From the records below, please return each line that holds the word "permission".

Data records for software interfaces
══════
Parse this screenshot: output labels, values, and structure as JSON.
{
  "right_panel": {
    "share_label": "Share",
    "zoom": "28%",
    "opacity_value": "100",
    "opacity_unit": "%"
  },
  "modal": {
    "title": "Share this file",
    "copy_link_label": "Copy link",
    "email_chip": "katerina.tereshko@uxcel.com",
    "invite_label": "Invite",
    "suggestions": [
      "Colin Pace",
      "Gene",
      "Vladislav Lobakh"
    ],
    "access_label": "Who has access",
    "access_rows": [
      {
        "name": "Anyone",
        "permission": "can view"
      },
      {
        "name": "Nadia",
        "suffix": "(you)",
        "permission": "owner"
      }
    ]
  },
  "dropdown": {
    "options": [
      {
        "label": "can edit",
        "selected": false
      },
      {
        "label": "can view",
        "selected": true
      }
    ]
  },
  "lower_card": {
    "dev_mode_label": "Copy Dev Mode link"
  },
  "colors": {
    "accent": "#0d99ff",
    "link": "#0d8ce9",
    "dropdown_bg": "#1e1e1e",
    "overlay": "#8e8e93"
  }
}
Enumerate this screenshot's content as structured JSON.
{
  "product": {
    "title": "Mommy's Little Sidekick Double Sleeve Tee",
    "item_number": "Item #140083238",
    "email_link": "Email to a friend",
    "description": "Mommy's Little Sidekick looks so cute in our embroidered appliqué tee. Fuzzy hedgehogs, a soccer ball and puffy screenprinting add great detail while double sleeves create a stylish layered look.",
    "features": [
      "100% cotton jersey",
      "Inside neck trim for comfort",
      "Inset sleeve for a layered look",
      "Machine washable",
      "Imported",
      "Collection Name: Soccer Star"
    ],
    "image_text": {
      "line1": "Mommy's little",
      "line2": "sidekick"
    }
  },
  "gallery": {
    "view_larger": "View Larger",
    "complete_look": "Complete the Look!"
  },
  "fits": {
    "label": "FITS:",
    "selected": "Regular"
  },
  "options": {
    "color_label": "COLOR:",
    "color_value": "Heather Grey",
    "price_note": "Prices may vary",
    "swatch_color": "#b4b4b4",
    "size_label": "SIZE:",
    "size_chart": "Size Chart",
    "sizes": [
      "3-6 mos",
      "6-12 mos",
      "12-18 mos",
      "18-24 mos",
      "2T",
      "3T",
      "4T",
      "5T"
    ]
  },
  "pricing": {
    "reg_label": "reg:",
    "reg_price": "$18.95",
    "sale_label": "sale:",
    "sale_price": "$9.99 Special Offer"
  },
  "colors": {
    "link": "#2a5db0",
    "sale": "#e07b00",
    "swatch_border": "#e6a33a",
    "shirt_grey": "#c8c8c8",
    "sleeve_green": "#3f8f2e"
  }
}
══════
Output below:
        "permission": "can view"
        "permission": "owner"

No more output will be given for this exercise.